Before piped mains supplies, water for firefighting had to be kept in buckets and cauldrons ready for use by ‘bucket-brigades’ or brought with a horse-drawn fire-pump. From the 16th century, as wooden mains water systems were installed, firefighters would dig down the pipes and drill a hole for water to fill a “wet well” for the buckets or pumps. This had to be filled and plugged afterwards, hence the common US term for a hydrant, ‘fireplug’. A marker would be left to indicate where a ‘plug’ had already been drilled to enable firefighters to find ready-drilled holes. Later wooden systems had pre-drilled holes and plugs. When cast-iron pipes replaced the wood, permanent underground access points were included for the fire fighters. Some countries provide access covers to these points, while others attach fixed above-ground hydrants – the first cast iron ones patented in 1801 by Frederick Graff, then chief-engineer of the Philadelphia Water Works. Invention since then has targeted problems such as tampering, freezing, connection, reliability etc .

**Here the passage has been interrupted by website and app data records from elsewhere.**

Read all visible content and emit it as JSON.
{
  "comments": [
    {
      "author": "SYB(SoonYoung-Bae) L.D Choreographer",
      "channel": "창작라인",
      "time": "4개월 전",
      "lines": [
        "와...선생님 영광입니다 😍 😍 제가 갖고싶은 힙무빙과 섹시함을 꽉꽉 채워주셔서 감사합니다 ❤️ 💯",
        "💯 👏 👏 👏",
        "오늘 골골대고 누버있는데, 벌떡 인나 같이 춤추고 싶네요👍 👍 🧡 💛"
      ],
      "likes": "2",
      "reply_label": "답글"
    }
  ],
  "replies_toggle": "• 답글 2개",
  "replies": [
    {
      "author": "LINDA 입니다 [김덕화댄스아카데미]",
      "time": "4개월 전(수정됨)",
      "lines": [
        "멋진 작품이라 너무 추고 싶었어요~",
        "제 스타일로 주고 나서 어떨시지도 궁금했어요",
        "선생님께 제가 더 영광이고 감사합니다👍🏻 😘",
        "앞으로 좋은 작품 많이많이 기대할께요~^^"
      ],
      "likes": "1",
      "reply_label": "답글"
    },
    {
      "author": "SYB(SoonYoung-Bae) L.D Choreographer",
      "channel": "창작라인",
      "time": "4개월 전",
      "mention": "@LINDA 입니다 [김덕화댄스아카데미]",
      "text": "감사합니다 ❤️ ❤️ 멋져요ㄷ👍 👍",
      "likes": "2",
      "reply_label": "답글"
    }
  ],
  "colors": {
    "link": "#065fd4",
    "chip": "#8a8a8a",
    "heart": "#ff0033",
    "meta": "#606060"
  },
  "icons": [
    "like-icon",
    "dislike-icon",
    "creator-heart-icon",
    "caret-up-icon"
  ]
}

So here you have two definitions of a blue moon but the one for a calendar blue moon does not describe the true meaning of a blue moon. Here's why: The bottom line is that the moon and fishing are inexorably linked, and it will serve you well to educate yourself as to how it all works. Just understanding the phases of the moon and which are better for fishing than others is of huge importance. As a matter of fact this free e-book will teach you what you need to know, and again it won't cost you anything. It's all free! What could be a better deal than that? I would also suggest that you never forget what the reverend McLain said in the movie A River Runs Through It, "Anyone who does not know how to catch a fish shouldn't be able to disgrace that fish by catching it." To that I say, Amen reverend, Amen! We live in a Cosmic "shooting gallery". Objects inhabiting our Solar System have been profusely and mercilessly blasted by showering asteroids and comets for billions and billions of years. However, planets and large moons have their way of smoothing away the scars--their strong gravity pulls them into a nice ball-like spherical shape. Furthermore, some of these larger spheres possess sufficient internal heat to cause flows of fiery lava and other volcanic features that can fill in the scars of impact craters. A few such large bodies are blasted by strong winds and pouring rains, which also erode away the pockmarks left on their surfaces by showering impactors.